A new type of Secondary Ion Mass Spectrometer (SIMS) is under development at the NRL that will quantitatively measure elements and isotopes at unprecedented low abundance levels. The new instrument combines a dynamic SIMS with a Single Stage Accelerator Mass Spectrometer (SSAMS). SIMS is known for its high spatial resolution and high sample utilization. The addition of a SSAMS, accepting ions in place of the usual ion detector of the SIMS instrument, enables destruction of molecular ions that often interfere with SIMS measurements of trace species; typical for elements heavier than Zr (approximately 90 u), enabling purely atomic ion SIMS (ai-SIMS) analysis. The single stage nature of this AMS allows detection of positive ions, not normally available to AMS measurements. Trace level sensitivity for actinide, lanthanide, many transition metal, alkali, and alkali-earth elements will be greatly improved while retaining SIMS capabilities for spatial and depth distribution analysis, and allowing micrometer-scale features to be characterized. This world-unique capability will be applied to:
- Problems in nuclear safeguards and forensics
- Analysis of trace impurities in new engineered materials and structures being developed for high power electronics and sensors
- Measurement and location of contaminants in coatings and failed components

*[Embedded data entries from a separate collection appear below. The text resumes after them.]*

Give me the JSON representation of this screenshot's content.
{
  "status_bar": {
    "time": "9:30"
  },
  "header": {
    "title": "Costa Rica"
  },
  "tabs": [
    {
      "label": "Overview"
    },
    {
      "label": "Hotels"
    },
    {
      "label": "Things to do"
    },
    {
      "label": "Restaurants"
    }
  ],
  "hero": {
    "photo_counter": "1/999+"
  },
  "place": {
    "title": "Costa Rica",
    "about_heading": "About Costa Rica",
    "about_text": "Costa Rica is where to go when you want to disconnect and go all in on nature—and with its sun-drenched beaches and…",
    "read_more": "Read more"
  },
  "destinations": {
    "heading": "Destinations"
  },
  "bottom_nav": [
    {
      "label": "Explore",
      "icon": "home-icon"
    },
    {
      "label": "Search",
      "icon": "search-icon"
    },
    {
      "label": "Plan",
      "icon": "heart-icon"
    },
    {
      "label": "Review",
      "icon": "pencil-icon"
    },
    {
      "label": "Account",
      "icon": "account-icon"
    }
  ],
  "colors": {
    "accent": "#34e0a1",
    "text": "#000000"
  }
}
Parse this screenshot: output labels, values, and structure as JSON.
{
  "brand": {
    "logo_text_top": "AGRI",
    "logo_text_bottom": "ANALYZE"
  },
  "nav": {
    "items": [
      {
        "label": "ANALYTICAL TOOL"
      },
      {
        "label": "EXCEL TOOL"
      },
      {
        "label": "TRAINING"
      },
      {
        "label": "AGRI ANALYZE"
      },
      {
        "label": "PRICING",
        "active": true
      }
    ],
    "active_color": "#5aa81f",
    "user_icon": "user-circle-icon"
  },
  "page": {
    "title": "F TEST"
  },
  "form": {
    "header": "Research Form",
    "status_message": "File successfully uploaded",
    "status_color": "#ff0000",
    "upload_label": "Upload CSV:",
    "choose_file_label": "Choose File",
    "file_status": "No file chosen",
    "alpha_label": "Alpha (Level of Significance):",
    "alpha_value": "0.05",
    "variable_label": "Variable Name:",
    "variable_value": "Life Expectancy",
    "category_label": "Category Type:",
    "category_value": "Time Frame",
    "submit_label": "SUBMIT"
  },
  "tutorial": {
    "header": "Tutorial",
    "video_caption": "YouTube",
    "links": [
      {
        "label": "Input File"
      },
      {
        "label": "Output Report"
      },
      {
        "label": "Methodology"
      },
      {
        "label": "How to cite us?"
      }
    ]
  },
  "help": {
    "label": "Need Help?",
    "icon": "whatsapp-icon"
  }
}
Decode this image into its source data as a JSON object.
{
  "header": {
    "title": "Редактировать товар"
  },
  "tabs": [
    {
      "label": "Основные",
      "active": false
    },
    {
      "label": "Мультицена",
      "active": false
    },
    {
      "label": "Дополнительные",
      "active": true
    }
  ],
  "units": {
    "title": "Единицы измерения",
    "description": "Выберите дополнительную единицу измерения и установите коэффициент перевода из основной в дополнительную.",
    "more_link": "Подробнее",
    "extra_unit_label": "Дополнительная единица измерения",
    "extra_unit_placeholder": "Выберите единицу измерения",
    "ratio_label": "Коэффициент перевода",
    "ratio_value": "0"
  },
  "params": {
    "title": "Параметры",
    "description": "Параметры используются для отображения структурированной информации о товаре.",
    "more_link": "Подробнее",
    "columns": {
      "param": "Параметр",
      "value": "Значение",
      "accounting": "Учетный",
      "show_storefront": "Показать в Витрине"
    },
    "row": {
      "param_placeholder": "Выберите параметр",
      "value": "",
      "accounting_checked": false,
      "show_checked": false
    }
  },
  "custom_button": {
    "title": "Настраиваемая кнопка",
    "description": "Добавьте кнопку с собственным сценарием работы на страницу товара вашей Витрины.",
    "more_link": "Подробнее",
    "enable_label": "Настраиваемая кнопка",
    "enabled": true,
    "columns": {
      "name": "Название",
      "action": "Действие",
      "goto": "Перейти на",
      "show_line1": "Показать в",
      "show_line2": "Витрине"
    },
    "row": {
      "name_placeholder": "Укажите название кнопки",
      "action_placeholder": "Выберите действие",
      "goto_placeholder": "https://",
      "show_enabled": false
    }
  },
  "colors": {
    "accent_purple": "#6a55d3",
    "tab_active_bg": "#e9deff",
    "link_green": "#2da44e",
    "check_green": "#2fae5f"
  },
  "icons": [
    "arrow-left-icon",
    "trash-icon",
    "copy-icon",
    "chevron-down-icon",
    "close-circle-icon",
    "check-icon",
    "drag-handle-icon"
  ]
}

- Elemental and isotopic compositional analysis of high-value materials, such as those from NASA spacecraft sample-return missions.